[Supplied entries]
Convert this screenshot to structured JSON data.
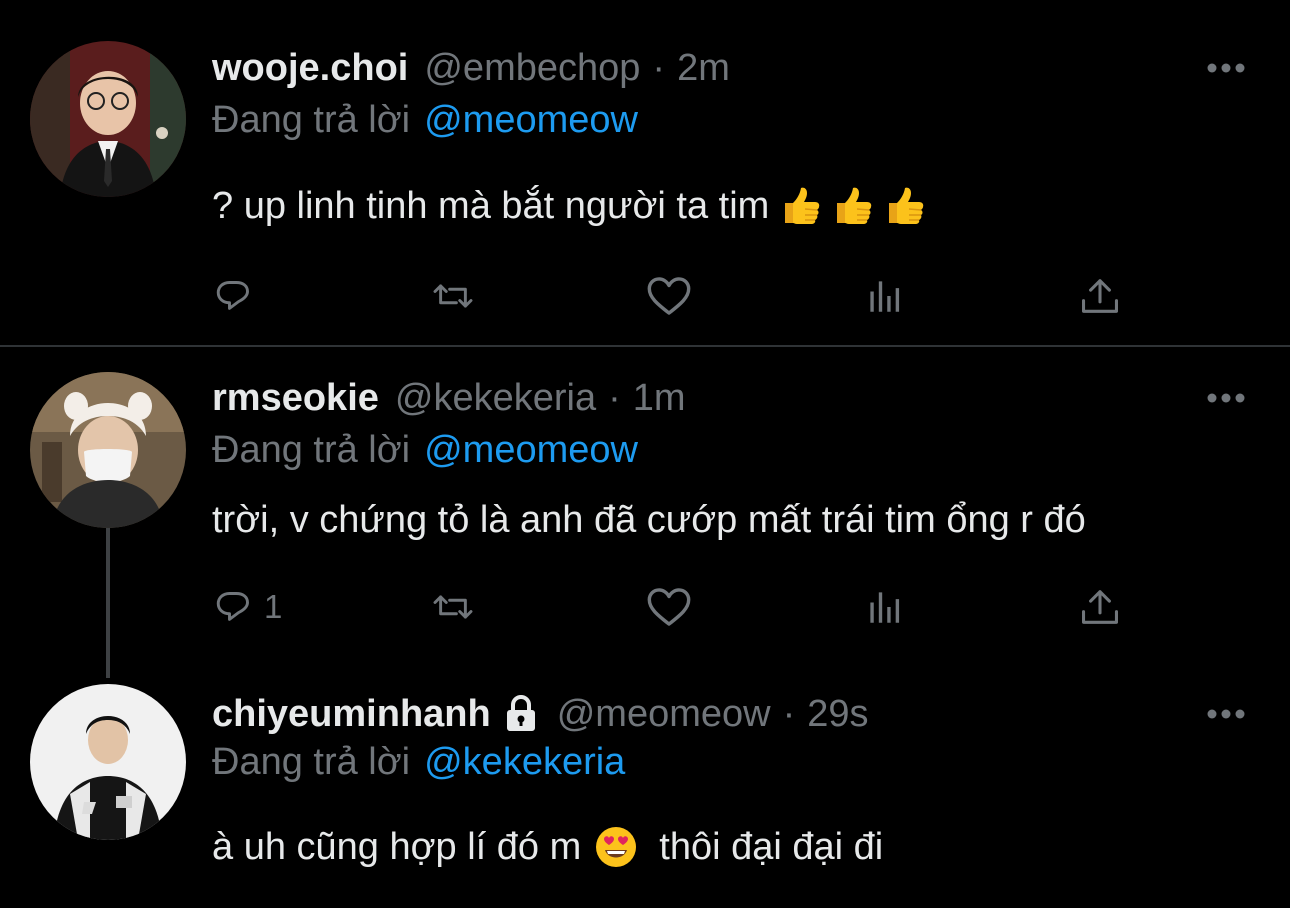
{
  "tweets": [
    {
      "display_name": "wooje.choi",
      "handle": "@embechop",
      "separator": "·",
      "time": "2m",
      "reply_prefix": "Đang trả lời",
      "reply_to": "@meomeow",
      "text": "? up linh tinh mà bắt người ta tim",
      "emoji": [
        "thumbs-up",
        "thumbs-up",
        "thumbs-up"
      ],
      "reply_count": ""
    },
    {
      "display_name": "rmseokie",
      "handle": "@kekekeria",
      "separator": "·",
      "time": "1m",
      "reply_prefix": "Đang trả lời",
      "reply_to": "@meomeow",
      "text": "trời, v chứng tỏ là anh đã cướp mất trái tim ổng r đó",
      "reply_count": "1"
    },
    {
      "display_name": "chiyeuminhanh",
      "protected": true,
      "handle": "@meomeow",
      "separator": "·",
      "time": "29s",
      "reply_prefix": "Đang trả lời",
      "reply_to": "@kekekeria",
      "text_before_emoji": "à uh cũng hợp lí đó m",
      "emoji": "heart-eyes",
      "text_after_emoji": "thôi đại đại đi"
    }
  ],
  "actions": [
    "reply-icon",
    "retweet-icon",
    "like-icon",
    "analytics-icon",
    "share-icon"
  ],
  "colors": {
    "background": "#000000",
    "text": "#e7e9ea",
    "muted": "#71767b",
    "link": "#1d9bf0",
    "divider": "#2f3336"
  }
}
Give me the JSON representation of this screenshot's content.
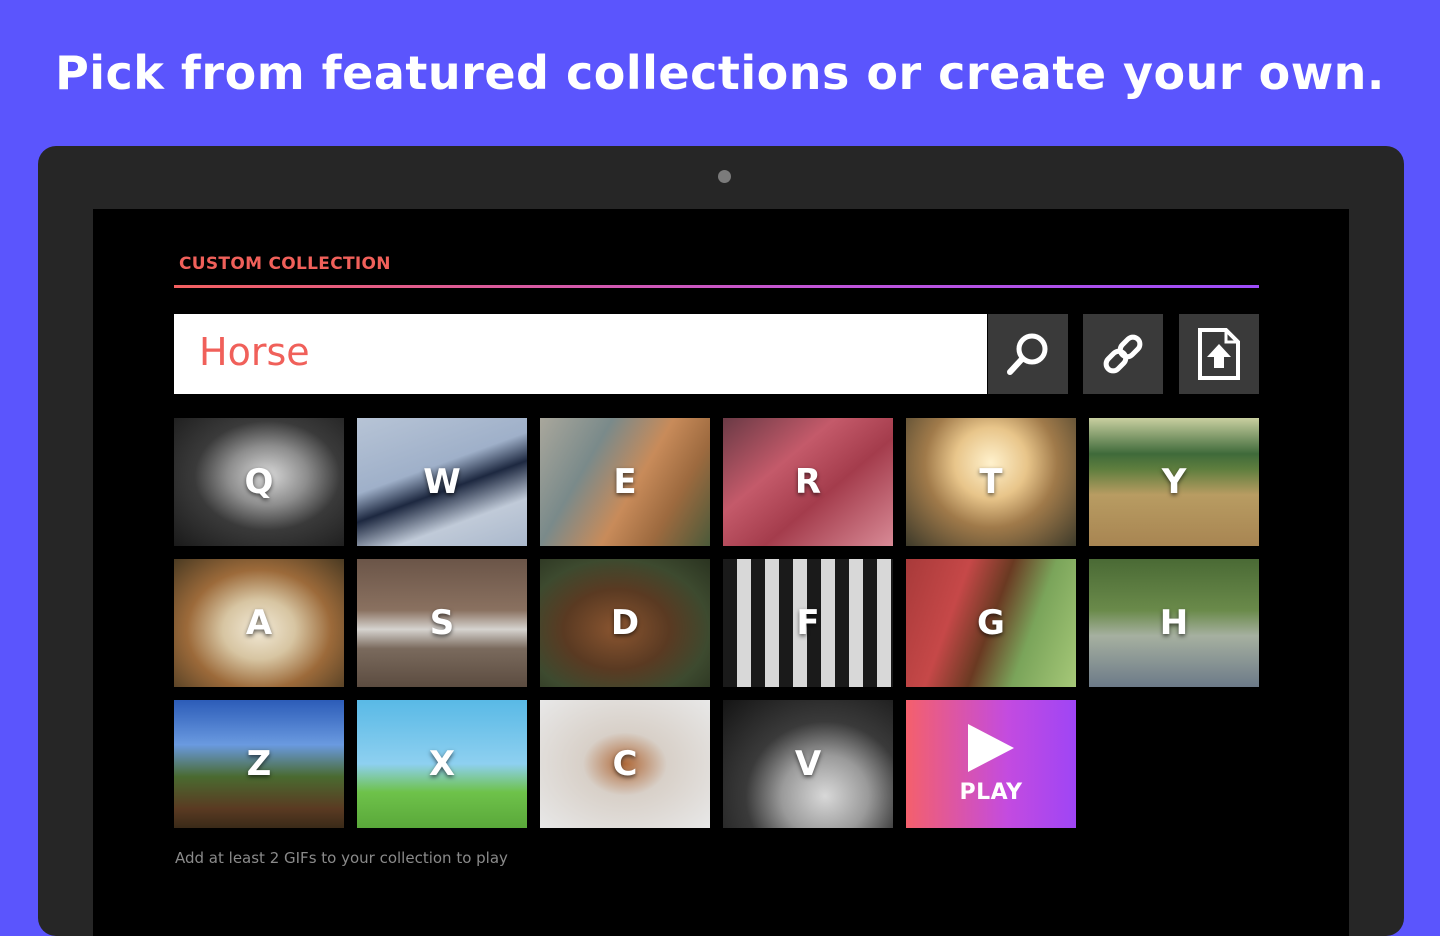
{
  "headline": "Pick from featured collections or create your own.",
  "collection": {
    "title": "CUSTOM COLLECTION",
    "search_value": "Horse",
    "hint": "Add at least 2 GIFs to your collection to play"
  },
  "toolbar": {
    "search_icon": "search-icon",
    "link_icon": "link-icon",
    "upload_icon": "file-upload-icon"
  },
  "tiles": [
    {
      "letter": "Q"
    },
    {
      "letter": "W"
    },
    {
      "letter": "E"
    },
    {
      "letter": "R"
    },
    {
      "letter": "T"
    },
    {
      "letter": "Y"
    },
    {
      "letter": "A"
    },
    {
      "letter": "S"
    },
    {
      "letter": "D"
    },
    {
      "letter": "F"
    },
    {
      "letter": "G"
    },
    {
      "letter": "H"
    },
    {
      "letter": "Z"
    },
    {
      "letter": "X"
    },
    {
      "letter": "C"
    },
    {
      "letter": "V"
    }
  ],
  "play": {
    "label": "PLAY"
  },
  "colors": {
    "background": "#5b55fd",
    "accent": "#f0605a",
    "play_gradient_start": "#f4606c",
    "play_gradient_end": "#9f45f5"
  }
}
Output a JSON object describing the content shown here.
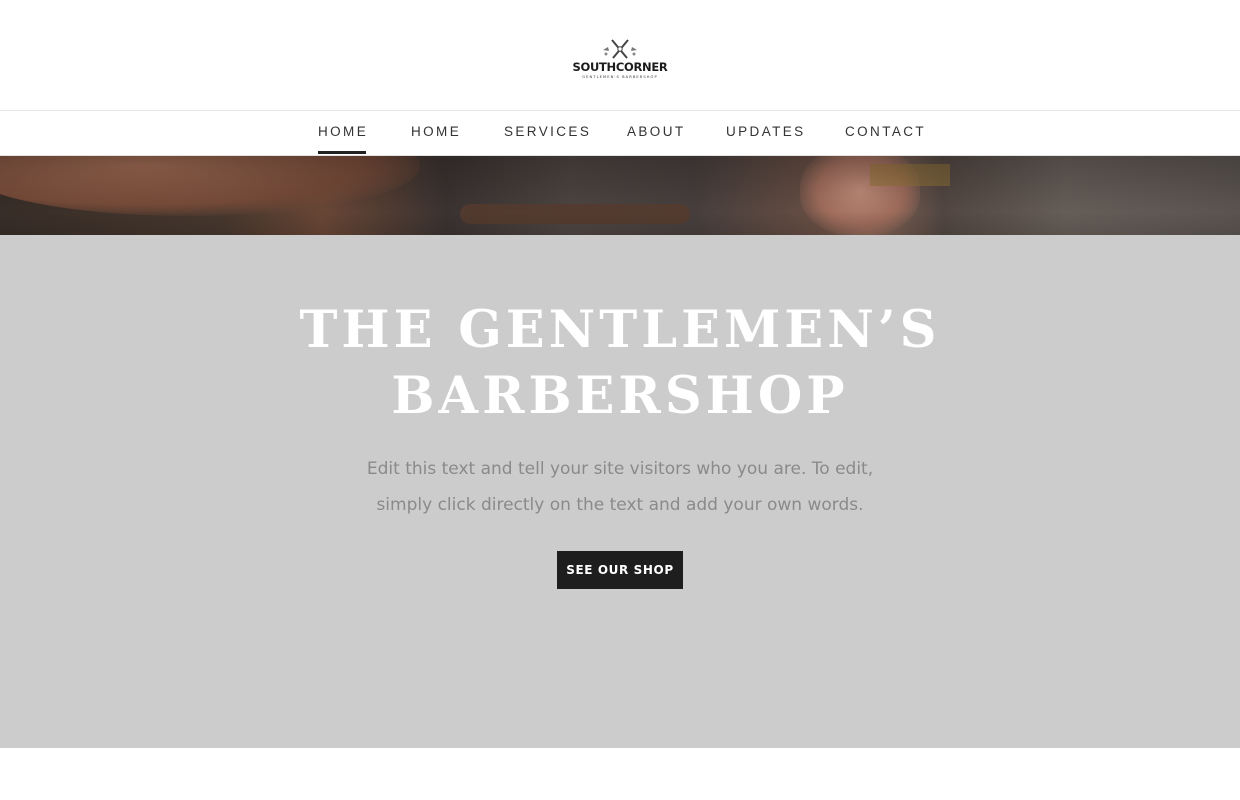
{
  "header": {
    "logo": {
      "name": "SOUTHCORNER",
      "tagline": "GENTLEMEN'S BARBERSHOP",
      "emblem_icon": "crossed-razors-icon"
    }
  },
  "nav": {
    "items": [
      {
        "label": "HOME",
        "active": true
      },
      {
        "label": "HOME",
        "active": false
      },
      {
        "label": "SERVICES",
        "active": false
      },
      {
        "label": "ABOUT",
        "active": false
      },
      {
        "label": "UPDATES",
        "active": false
      },
      {
        "label": "CONTACT",
        "active": false
      }
    ]
  },
  "hero": {
    "title_line1": "THE GENTLEMEN’S",
    "title_line2": "BARBERSHOP",
    "text_line1": "Edit this text and tell your site visitors who you are. To edit,",
    "text_line2": "simply click directly on the text and add your own words.",
    "button_label": "SEE OUR SHOP"
  },
  "colors": {
    "hero_background": "#cccccc",
    "button_background": "#1e1e1e",
    "nav_text": "#333333",
    "hero_title": "#ffffff",
    "hero_text": "#8a8a8a"
  }
}
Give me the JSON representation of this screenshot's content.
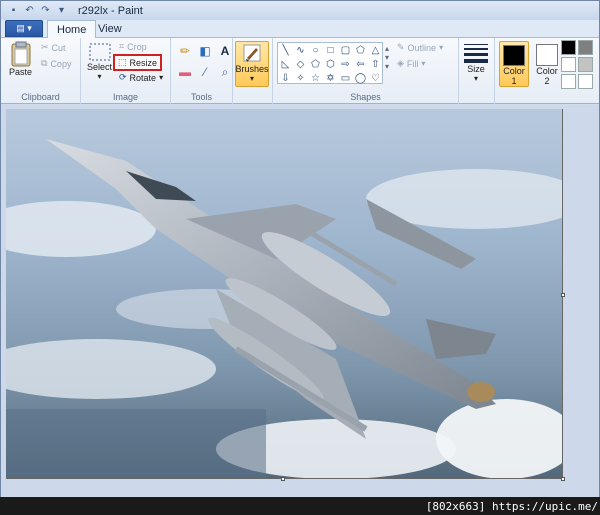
{
  "window": {
    "title": "r292lx - Paint"
  },
  "tabs": {
    "home": "Home",
    "view": "View"
  },
  "clipboard": {
    "paste": "Paste",
    "cut": "Cut",
    "copy": "Copy",
    "label": "Clipboard"
  },
  "image": {
    "select": "Select",
    "crop": "Crop",
    "resize": "Resize",
    "rotate": "Rotate",
    "label": "Image"
  },
  "tools": {
    "label": "Tools"
  },
  "brushes": {
    "label": "Brushes"
  },
  "shapes": {
    "outline": "Outline",
    "fill": "Fill",
    "label": "Shapes"
  },
  "size": {
    "label": "Size"
  },
  "colors": {
    "color1": "Color",
    "color1_num": "1",
    "color2": "Color",
    "color2_num": "2",
    "color1_value": "#000000",
    "color2_value": "#ffffff"
  },
  "watermark": {
    "text": "[802x663] https://upic.me/"
  }
}
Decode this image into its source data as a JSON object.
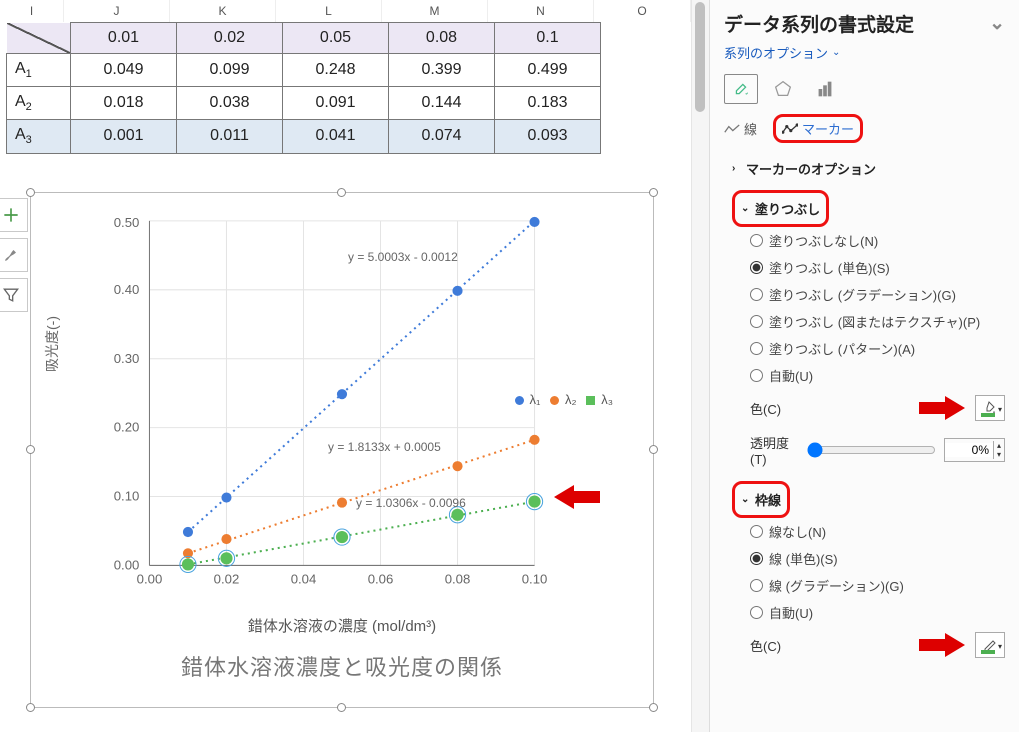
{
  "columns_labels": {
    "I": "I",
    "J": "J",
    "K": "K",
    "L": "L",
    "M": "M",
    "N": "N",
    "O": "O"
  },
  "sheet": {
    "row_labels": {
      "A1": "A",
      "A1_sub": "1",
      "A2": "A",
      "A2_sub": "2",
      "A3": "A",
      "A3_sub": "3"
    },
    "header": {
      "J": "0.01",
      "K": "0.02",
      "L": "0.05",
      "M": "0.08",
      "N": "0.1"
    },
    "rows": {
      "A1": {
        "J": "0.049",
        "K": "0.099",
        "L": "0.248",
        "M": "0.399",
        "N": "0.499"
      },
      "A2": {
        "J": "0.018",
        "K": "0.038",
        "L": "0.091",
        "M": "0.144",
        "N": "0.183"
      },
      "A3": {
        "J": "0.001",
        "K": "0.011",
        "L": "0.041",
        "M": "0.074",
        "N": "0.093"
      }
    }
  },
  "chart": {
    "ylabel": "吸光度(-)",
    "xlabel": "錯体水溶液の濃度 (mol/dm³)",
    "title": "錯体水溶液濃度と吸光度の関係",
    "legend": {
      "l1": "λ₁",
      "l2": "λ₂",
      "l3": "λ₃"
    },
    "equations": {
      "s1": "y = 5.0003x - 0.0012",
      "s2": "y = 1.8133x + 0.0005",
      "s3": "y = 1.0306x - 0.0096"
    },
    "xticks": {
      "t0": "0.00",
      "t1": "0.02",
      "t2": "0.04",
      "t3": "0.06",
      "t4": "0.08",
      "t5": "0.10"
    },
    "yticks": {
      "t0": "0.00",
      "t1": "0.10",
      "t2": "0.20",
      "t3": "0.30",
      "t4": "0.40",
      "t5": "0.50"
    },
    "colors": {
      "s1": "#3f7bd9",
      "s2": "#ed7d31",
      "s3": "#4caf50"
    }
  },
  "chart_data": {
    "type": "scatter",
    "title": "錯体水溶液濃度と吸光度の関係",
    "xlabel": "錯体水溶液の濃度 (mol/dm³)",
    "ylabel": "吸光度(-)",
    "xlim": [
      0.0,
      0.1
    ],
    "ylim": [
      0.0,
      0.5
    ],
    "x": [
      0.01,
      0.02,
      0.05,
      0.08,
      0.1
    ],
    "series": [
      {
        "name": "λ₁",
        "values": [
          0.049,
          0.099,
          0.248,
          0.399,
          0.499
        ],
        "trendline": "y = 5.0003x - 0.0012"
      },
      {
        "name": "λ₂",
        "values": [
          0.018,
          0.038,
          0.091,
          0.144,
          0.183
        ],
        "trendline": "y = 1.8133x + 0.0005"
      },
      {
        "name": "λ₃",
        "values": [
          0.001,
          0.011,
          0.041,
          0.074,
          0.093
        ],
        "trendline": "y = 1.0306x - 0.0096"
      }
    ]
  },
  "pane": {
    "title": "データ系列の書式設定",
    "options_label": "系列のオプション",
    "tabs": {
      "line": "線",
      "marker": "マーカー"
    },
    "marker_options": "マーカーのオプション",
    "fill": {
      "title": "塗りつぶし",
      "none": "塗りつぶしなし(N)",
      "solid": "塗りつぶし (単色)(S)",
      "gradient": "塗りつぶし (グラデーション)(G)",
      "picture": "塗りつぶし (図またはテクスチャ)(P)",
      "pattern": "塗りつぶし (パターン)(A)",
      "auto": "自動(U)",
      "color_label": "色(C)",
      "transparency_label": "透明度(T)",
      "transparency_value": "0%"
    },
    "border": {
      "title": "枠線",
      "none": "線なし(N)",
      "solid": "線 (単色)(S)",
      "gradient": "線 (グラデーション)(G)",
      "auto": "自動(U)",
      "color_label": "色(C)"
    }
  }
}
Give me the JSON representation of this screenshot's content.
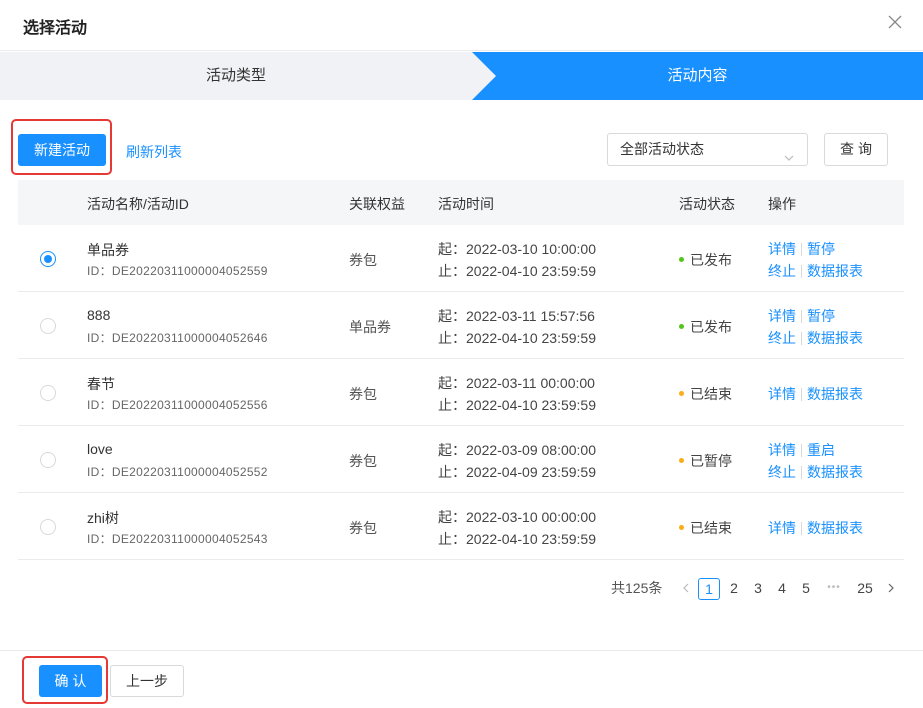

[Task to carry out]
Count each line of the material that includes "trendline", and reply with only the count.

[Reply]
3